"It’s very authentic for BMW to do bold statements,” Domagoj Dukec says with the confident grin of someone who knows that he isn’t dealing in hyperbole.
In this case, we’re talking about the i Vision Circular, the radical concept car that showcases how BMW will apply ‘circular economy’ principles to future production machines. But the head of BMW Design could also be talking about much of his recent work, from the ever-growing range of SUVs to the ever-growing kidney grilles.
While it’s often divisive, Dukec has chosen to go for bold over bland. And that philosophy should stand BMW in good stead as the car industry undergoes a generational transformation through electrification, digitalisation and sustainability. For a car designer, that must be a huge but very exciting challenge.
“You can’t choose in which epoch you’re a designer, but it’s very interesting to be one in a time when the car industry is facing such major challenges, where you don’t even know if it will survive,” says Dukec. “You can use your creativity to offer more, to offer new experiences of mobility.”
The changes in the car industry go beyond the switch to EVs, which BMW has embraced with the likes of the iX3 and i4. Those cars are essentially electric versions of combustion-engined BMW models; for the third phase of its electrification strategy from 2025, BMW is taking a “radically new” approach, including a commitment to sustainability, new software and a new flexible platform that can underpin a huge range of cars.

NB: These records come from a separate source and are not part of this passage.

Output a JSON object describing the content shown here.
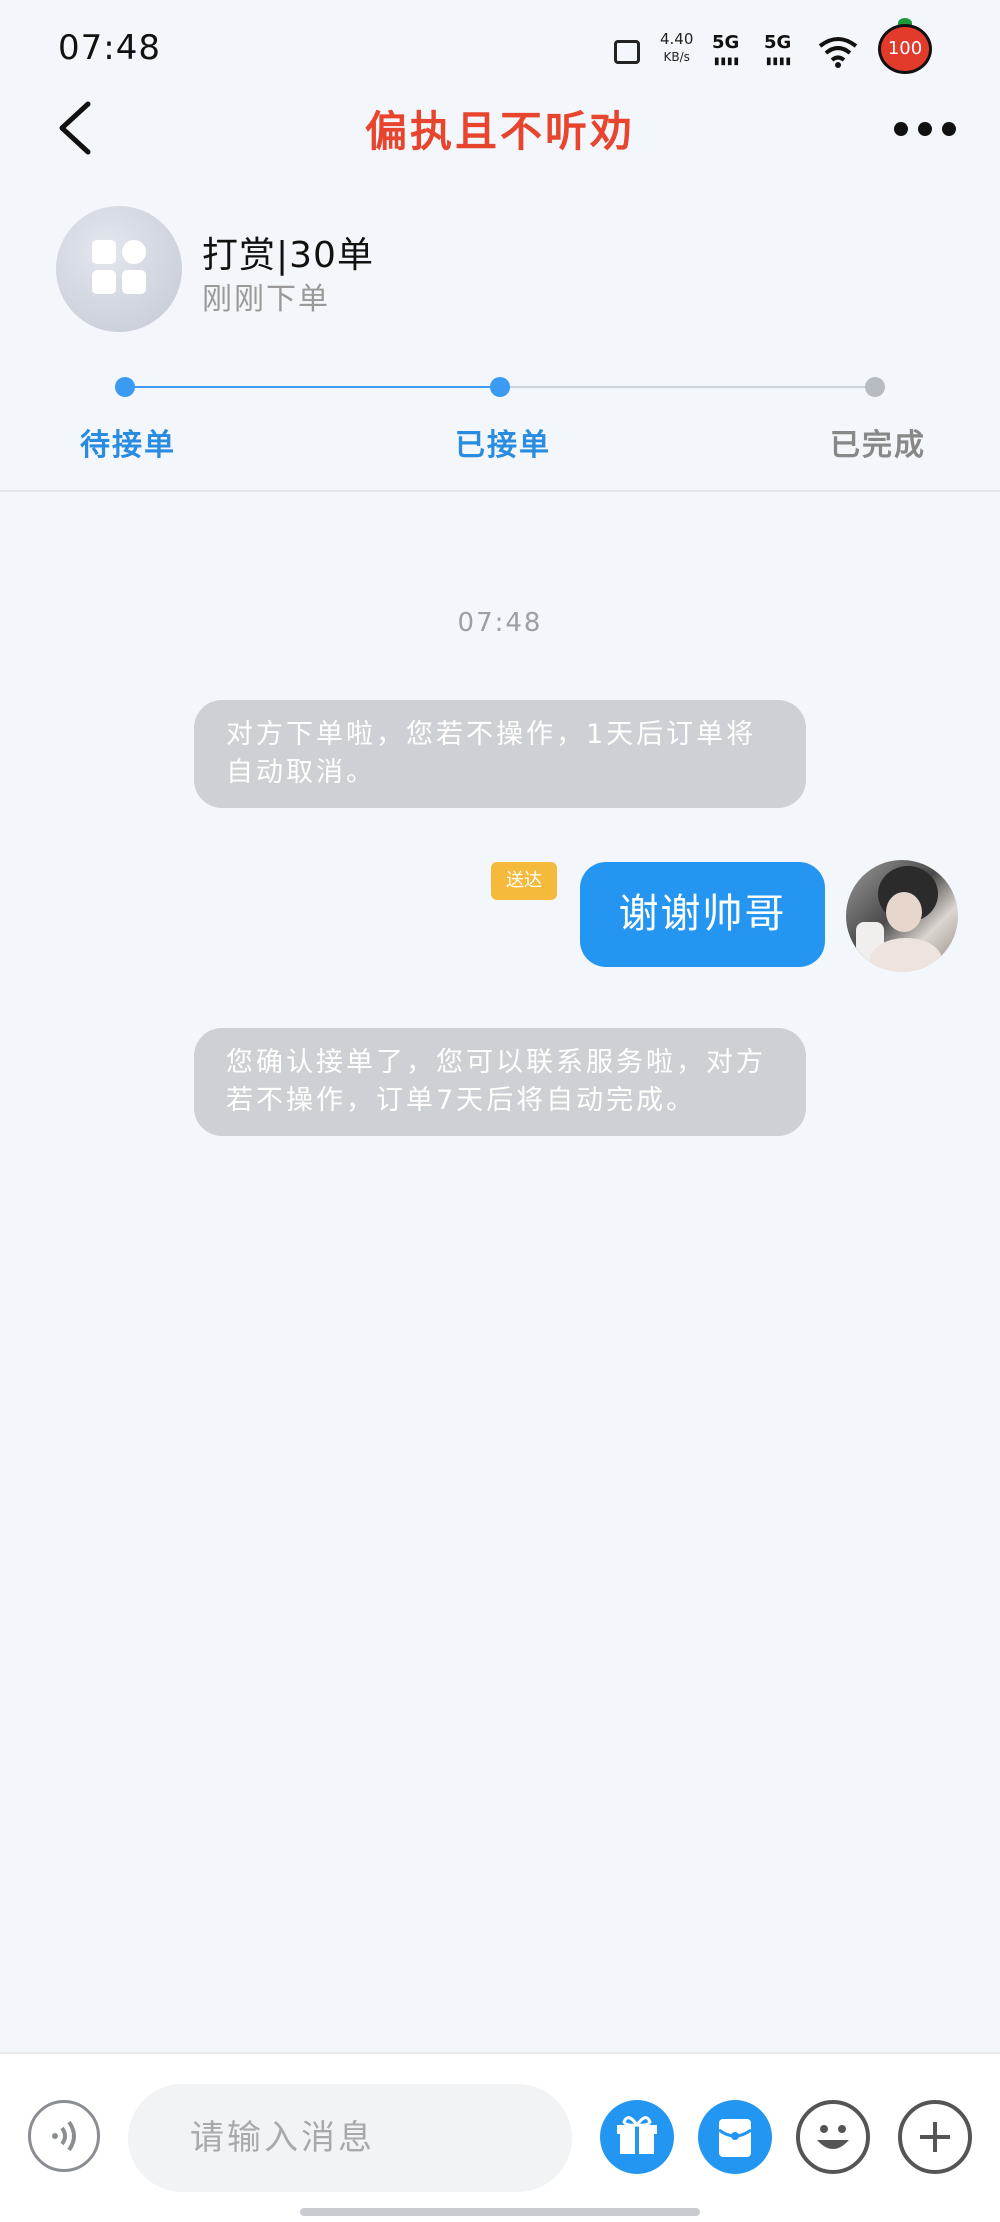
{
  "status_bar": {
    "time": "07:48",
    "net_speed_value": "4.40",
    "net_speed_unit": "KB/s",
    "signal_1": "5G",
    "signal_2": "5G",
    "battery": "100"
  },
  "header": {
    "title": "偏执且不听劝"
  },
  "order": {
    "title": "打赏|30单",
    "subtitle": "刚刚下单"
  },
  "progress": {
    "steps": [
      {
        "label": "待接单",
        "state": "done"
      },
      {
        "label": "已接单",
        "state": "done"
      },
      {
        "label": "已完成",
        "state": "todo"
      }
    ],
    "active_color": "#3b9af2",
    "inactive_color": "#b7bcc3"
  },
  "chat": {
    "timestamp": "07:48",
    "messages": [
      {
        "type": "system",
        "text": "对方下单啦，您若不操作，1天后订单将自动取消。"
      },
      {
        "type": "outgoing",
        "text": "谢谢帅哥",
        "status": "送达"
      },
      {
        "type": "system",
        "text": "您确认接单了，您可以联系服务啦，对方若不操作，订单7天后将自动完成。"
      }
    ]
  },
  "input": {
    "placeholder": "请输入消息",
    "value": ""
  },
  "icons": {
    "back": "chevron-left-icon",
    "more": "more-dots-icon",
    "voice": "voice-icon",
    "gift": "gift-icon",
    "red_packet": "red-packet-icon",
    "emoji": "emoji-icon",
    "plus": "plus-icon"
  }
}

Company boss Oliver Zipse has named the new phase of models Neue Klasse (new class), reviving the name of the hugely popular line of 1960s models that transformed the fortunes of the Munich firm. As you might have read in last week’s Autocar, the range will encompass all of BMW’s models, including an equivalent of the 3 Series.